"Mock doc in the Loch makes Herzog look normal". --Geoff Pevere, Toronto Star
"Punk'd by the Loch Ness monster". --Jim Soltek, Toronto Sun
"Herzog has astounded critics by creating an apparently straightforward documentary that transforms into something closer to a psychological horror movie every bit as complex and compelling as the myth itself. " -- The Scotsman
"Herzog’s own films often blurs the borders between fact and fiction and here, when he’s stuck somewhere in between, he seems to be enjoying himself tremendously. " --eFilm Critic
"a double-edged whoopee cushion:" --Village Voice
"shuffling fact and fiction in a manner meant to confound and provoke, though the film functions best as a light satire on the filmmaking process." --New York Times

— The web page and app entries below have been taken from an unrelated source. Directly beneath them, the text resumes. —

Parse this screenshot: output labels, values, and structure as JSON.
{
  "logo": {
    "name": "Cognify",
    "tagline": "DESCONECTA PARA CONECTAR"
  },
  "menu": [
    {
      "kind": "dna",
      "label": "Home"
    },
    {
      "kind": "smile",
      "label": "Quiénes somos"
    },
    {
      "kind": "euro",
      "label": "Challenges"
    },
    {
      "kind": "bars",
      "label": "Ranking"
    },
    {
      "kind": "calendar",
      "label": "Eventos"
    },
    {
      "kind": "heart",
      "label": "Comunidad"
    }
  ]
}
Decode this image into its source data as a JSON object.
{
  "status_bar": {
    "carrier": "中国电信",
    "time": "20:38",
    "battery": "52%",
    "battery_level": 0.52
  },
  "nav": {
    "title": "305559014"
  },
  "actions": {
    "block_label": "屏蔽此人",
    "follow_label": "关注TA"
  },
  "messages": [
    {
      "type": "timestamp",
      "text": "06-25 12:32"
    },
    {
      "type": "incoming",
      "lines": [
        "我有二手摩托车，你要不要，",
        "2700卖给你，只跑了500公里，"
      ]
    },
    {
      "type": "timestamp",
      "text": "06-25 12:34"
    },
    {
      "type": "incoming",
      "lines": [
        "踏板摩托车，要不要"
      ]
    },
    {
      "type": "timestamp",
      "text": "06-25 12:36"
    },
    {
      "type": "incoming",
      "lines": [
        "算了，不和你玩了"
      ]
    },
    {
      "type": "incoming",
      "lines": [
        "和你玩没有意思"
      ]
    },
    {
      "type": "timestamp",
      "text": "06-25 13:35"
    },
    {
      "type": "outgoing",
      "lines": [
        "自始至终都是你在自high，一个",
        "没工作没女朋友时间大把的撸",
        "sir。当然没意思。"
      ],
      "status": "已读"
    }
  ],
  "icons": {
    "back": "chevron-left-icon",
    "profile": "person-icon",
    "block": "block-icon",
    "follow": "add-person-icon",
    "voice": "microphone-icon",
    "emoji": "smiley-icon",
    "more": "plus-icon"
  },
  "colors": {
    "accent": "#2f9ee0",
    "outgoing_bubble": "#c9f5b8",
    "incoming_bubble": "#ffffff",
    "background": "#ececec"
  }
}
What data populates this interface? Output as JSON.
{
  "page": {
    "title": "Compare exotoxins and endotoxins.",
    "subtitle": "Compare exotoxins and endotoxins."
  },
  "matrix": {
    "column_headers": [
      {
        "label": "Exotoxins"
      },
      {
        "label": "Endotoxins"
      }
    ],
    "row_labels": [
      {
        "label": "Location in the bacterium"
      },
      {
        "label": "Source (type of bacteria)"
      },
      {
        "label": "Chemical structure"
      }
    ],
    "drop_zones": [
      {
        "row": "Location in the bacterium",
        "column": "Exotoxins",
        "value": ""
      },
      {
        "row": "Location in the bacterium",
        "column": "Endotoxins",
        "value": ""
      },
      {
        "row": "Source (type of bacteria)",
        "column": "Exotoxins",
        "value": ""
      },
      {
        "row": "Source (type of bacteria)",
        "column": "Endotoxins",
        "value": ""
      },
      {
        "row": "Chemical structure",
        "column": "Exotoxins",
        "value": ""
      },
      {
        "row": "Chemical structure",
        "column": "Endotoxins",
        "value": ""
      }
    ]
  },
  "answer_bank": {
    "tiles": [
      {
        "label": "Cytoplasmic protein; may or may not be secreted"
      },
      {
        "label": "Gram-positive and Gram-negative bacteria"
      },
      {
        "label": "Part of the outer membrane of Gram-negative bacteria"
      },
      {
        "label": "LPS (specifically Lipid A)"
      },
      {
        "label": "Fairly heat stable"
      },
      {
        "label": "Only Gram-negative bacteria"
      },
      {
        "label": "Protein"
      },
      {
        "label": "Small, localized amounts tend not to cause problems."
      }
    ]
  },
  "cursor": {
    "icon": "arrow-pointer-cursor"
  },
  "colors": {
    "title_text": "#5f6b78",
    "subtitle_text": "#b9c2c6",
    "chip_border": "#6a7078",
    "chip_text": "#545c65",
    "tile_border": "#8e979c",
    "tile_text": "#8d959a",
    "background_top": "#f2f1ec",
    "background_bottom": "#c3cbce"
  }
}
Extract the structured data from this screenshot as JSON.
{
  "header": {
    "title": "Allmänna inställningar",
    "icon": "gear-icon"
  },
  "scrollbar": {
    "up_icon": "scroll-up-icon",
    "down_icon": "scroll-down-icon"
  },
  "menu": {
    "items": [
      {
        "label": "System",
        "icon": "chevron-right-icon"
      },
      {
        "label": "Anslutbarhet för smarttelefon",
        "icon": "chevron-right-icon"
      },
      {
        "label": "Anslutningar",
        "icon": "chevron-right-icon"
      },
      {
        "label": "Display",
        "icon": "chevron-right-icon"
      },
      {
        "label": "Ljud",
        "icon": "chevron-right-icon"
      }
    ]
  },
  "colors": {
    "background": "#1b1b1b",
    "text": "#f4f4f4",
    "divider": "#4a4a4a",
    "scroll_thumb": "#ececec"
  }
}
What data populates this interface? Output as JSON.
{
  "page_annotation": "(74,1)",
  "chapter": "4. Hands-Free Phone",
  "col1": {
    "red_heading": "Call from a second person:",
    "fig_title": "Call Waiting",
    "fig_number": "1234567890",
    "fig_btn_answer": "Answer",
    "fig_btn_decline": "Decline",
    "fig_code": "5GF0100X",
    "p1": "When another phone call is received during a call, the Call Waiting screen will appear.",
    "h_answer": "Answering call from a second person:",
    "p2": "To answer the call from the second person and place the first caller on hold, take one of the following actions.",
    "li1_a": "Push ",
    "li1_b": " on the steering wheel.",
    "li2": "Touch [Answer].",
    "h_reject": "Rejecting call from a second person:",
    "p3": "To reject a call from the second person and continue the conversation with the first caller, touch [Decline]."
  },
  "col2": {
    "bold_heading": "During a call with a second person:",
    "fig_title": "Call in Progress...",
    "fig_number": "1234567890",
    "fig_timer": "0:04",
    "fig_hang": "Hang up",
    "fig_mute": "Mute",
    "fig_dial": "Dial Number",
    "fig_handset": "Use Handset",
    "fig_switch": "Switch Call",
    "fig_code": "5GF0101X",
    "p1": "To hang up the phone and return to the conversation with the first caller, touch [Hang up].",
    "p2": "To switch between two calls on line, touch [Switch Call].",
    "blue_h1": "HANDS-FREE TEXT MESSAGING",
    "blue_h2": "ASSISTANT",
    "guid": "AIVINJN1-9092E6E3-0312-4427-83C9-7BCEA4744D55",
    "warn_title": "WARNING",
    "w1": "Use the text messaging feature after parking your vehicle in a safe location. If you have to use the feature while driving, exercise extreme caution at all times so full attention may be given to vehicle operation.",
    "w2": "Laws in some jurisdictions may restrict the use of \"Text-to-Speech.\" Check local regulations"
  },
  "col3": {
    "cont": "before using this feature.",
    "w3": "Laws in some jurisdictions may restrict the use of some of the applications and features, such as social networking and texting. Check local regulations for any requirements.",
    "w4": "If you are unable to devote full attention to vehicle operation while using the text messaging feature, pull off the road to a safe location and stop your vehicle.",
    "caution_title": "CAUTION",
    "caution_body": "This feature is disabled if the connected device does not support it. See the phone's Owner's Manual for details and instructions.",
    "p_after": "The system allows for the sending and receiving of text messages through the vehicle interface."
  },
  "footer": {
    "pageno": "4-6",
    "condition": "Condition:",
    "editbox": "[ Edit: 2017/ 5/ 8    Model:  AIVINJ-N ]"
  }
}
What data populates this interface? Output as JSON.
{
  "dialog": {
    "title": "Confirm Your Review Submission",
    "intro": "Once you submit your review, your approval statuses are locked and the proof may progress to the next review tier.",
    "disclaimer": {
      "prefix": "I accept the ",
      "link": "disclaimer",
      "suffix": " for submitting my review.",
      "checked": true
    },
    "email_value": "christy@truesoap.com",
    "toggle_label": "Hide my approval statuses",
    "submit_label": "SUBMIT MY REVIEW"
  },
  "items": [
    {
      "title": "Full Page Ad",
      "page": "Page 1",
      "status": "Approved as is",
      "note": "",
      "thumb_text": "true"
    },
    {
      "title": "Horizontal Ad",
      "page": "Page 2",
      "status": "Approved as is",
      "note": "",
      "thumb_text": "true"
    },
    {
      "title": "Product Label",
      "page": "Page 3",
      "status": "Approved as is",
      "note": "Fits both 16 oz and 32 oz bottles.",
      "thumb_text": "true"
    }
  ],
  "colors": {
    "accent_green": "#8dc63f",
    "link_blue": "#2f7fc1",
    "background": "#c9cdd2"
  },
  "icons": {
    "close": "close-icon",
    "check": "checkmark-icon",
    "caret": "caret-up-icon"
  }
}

"Possibly the bravest, most daring and original cinematic experience of the year." --FILMJERK.COM
"Razor sharp and funny as hell, Incident at Loch Ness is the harpoon hurled into the hot-air balloon of 'reality' entertainment."
-- L.A. WEEKLY
a documentary-style project,shot for just $1.4 million, about film legend Werner Herzog making a film about the Loch Ness monster. But things aren't
exactly as they seem -- IndiWire Review